AFBF analysts: Reports paint final picture for 2012 cropsPrint
Source: American Farm Bureau Federation
Corn and soybean markets continue to be filled with uncertainty due to the lasting effects of the lingering drought, but there is now a high level of certainty about the size of the crops that persevered against the long, dry summer of 2012, according to analysts at the American Farm Bureau Federation.
Those are just a few of the observations made by Todd Davis, AFBF senior economist following USDA’s release of four major reports on Friday – the World Agricultural Supply and Demand Estimates, Crop Production, Grain Stocks and Winter Wheat Seedings.
“This is like Super Bowl Sunday for the grain and oil seed markets,” Davis said. “This is the last word on 2012 production. It sets the table on the supply-side for the rest of the marketing year, and it gives farmers some insight as they finalize spring cropping plans.”
According to Davis, corn and soybean markets are at tight levels, characterized by higher prices that are both curbing demand and providing competing incentives for farmers to sort through for those two crops this year.
“The lingering drought is of concern to the markets, as average or above average yields are needed in 2013 to allow the market to rebuild stocks to levels that will remove some of the uncertainty in the market,” Davis said.
The 2012-2013 corn ending stocks are projected at 602 million bushels, which equates to about 20 days of corn available on Sept. 1, 2013. Those tighter stocks are supporting a projected U.S. marketing-year average price of $7.40 per bushel. The pre-report estimates had expected ending stocks at 675 million bushels, which makes the January report of 602 million bushels bullish for the corn market, according to Davis.

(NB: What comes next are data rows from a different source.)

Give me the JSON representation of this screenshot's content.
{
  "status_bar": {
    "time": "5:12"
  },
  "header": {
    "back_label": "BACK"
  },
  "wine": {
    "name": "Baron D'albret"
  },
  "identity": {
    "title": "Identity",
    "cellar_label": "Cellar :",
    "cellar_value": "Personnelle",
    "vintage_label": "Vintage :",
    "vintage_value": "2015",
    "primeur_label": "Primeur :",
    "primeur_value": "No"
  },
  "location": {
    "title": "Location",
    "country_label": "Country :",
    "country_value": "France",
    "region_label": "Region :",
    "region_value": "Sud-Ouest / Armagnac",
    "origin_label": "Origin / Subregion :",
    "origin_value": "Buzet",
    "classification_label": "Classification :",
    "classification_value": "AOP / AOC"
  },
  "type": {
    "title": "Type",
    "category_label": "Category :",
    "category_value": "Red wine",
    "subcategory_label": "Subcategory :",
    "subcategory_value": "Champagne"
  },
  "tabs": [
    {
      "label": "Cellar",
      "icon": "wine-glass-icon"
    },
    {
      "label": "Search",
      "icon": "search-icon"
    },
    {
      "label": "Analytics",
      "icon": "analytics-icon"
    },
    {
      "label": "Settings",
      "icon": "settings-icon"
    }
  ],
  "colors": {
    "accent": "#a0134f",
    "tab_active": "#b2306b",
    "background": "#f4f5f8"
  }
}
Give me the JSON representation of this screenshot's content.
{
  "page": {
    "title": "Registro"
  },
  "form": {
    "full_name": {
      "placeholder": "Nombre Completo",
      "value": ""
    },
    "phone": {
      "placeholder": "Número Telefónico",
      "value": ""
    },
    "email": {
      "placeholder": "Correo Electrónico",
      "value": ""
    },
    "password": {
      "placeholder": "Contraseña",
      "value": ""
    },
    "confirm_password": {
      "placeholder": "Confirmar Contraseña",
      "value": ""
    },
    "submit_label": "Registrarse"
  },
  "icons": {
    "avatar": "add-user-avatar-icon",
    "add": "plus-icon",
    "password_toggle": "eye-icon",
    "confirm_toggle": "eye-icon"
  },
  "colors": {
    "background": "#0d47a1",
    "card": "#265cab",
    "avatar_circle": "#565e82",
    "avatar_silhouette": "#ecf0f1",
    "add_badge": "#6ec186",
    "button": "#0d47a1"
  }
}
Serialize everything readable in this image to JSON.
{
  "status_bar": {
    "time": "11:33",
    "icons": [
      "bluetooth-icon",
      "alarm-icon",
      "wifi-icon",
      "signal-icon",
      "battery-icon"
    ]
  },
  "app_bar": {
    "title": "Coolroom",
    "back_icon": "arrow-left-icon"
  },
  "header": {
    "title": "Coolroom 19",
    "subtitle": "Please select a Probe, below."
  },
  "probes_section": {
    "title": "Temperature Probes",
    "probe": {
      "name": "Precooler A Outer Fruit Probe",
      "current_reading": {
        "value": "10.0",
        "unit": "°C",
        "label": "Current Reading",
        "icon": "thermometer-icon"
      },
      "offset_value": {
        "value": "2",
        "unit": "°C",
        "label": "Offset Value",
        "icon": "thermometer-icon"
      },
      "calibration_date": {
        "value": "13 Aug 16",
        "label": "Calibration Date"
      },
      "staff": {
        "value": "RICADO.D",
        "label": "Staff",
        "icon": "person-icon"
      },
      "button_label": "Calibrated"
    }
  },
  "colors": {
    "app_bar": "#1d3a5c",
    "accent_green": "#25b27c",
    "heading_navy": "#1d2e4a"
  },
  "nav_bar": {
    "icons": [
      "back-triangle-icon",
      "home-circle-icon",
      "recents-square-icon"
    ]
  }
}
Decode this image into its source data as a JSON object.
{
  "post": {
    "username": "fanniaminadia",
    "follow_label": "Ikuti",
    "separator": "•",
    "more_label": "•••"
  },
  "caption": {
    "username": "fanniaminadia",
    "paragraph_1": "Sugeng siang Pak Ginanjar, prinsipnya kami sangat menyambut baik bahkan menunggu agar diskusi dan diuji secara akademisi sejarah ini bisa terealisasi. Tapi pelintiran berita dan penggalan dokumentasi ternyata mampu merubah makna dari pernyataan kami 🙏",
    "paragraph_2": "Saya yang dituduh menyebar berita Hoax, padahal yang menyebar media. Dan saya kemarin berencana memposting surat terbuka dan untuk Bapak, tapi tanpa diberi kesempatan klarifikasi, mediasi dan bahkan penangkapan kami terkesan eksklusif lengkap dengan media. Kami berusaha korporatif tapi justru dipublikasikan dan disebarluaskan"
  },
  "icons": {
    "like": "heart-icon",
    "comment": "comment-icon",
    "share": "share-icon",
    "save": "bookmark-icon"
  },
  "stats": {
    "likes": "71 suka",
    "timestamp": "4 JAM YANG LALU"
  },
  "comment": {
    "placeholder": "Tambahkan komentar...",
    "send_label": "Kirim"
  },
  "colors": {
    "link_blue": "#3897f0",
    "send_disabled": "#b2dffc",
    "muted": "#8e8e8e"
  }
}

The 2012 U.S. corn yield is projected at 123.4 bushels per acre which is 23.8 bushels less than the 2011 crop, but the yield projection is up 1.1 bushels from the November 2012 projections. Davis said the increase in projected yield is tempered by a reduction in harvested acres. The January projections reduced harvested acres by 300,000, to 87.4 million harvested acres.
Overall, the 2012 corn crop is projected at 10.78 billion bushels, which is 1.578 billion bushels less than the 2011 crop. Total corn use is projected at 11.267 billion bushels, down 1.26 billion bushels from the 2011-2012 marketing year. Feed demand is down 98 million bushels from 2011-2012 and is projected at 4.45 billion; exports are 950 million and are the lowest since 1971-1972. Ethanol demand is projected at 4.5 billion and is 511 million less than 2011-2012 reflecting the ethanol markets adjustment to higher corn prices.
“Ten percent of the planted corn acres were not harvested for grain, which is a relatively low level of abandonment given the extreme damage caused by the drought,” Davis said. “But, the overall smaller crop is reducing demand across the board.”
On the soybean side, ending stocks are projected at 135 million bushels, for a stocks-to-use ratio of 4.4 percent, which is only a 16-day supply that would be available on Sept. 1, 2013. Those tight stock levels are supporting projected U.S. prices of $14.25 per bushel.
The 2012 soybean crop is projected at 3.015 billion bushels, 80 million bushels less than the 2011 crop. The 2012 U.S. soybean yield is projected at 39.6 bushels per acre which is 0.3 bushels less than the 2011 crop.
Davis said total soybean use is projected at 3.07 billion bushels, down 85 million bushels from the 2011-2012 marketing year. Higher prices, however, are not curbing soybean demand, according to Davis. Soybeans crush levels are at 1.605 billion bushels, an increase from the December projections. Soybean exports are at 1.345 billion bushels, just 17 million bushels less than the 2011-2012 marketing year.
“The series of reports released on Friday provides the last supply information for the 2012 crop,” Davis said. “Now, the market will place greater focus on the Southern Hemisphere’s corn, soybean and wheat crops.”
He said the January report increased projected Brazilian soybean production to 82.5 million metric tons, but reduced Argentine soybean production to 54 million metric tons. If realized, this would be a 28 percent increase in soybean production from last year for those two nations, according to Davis.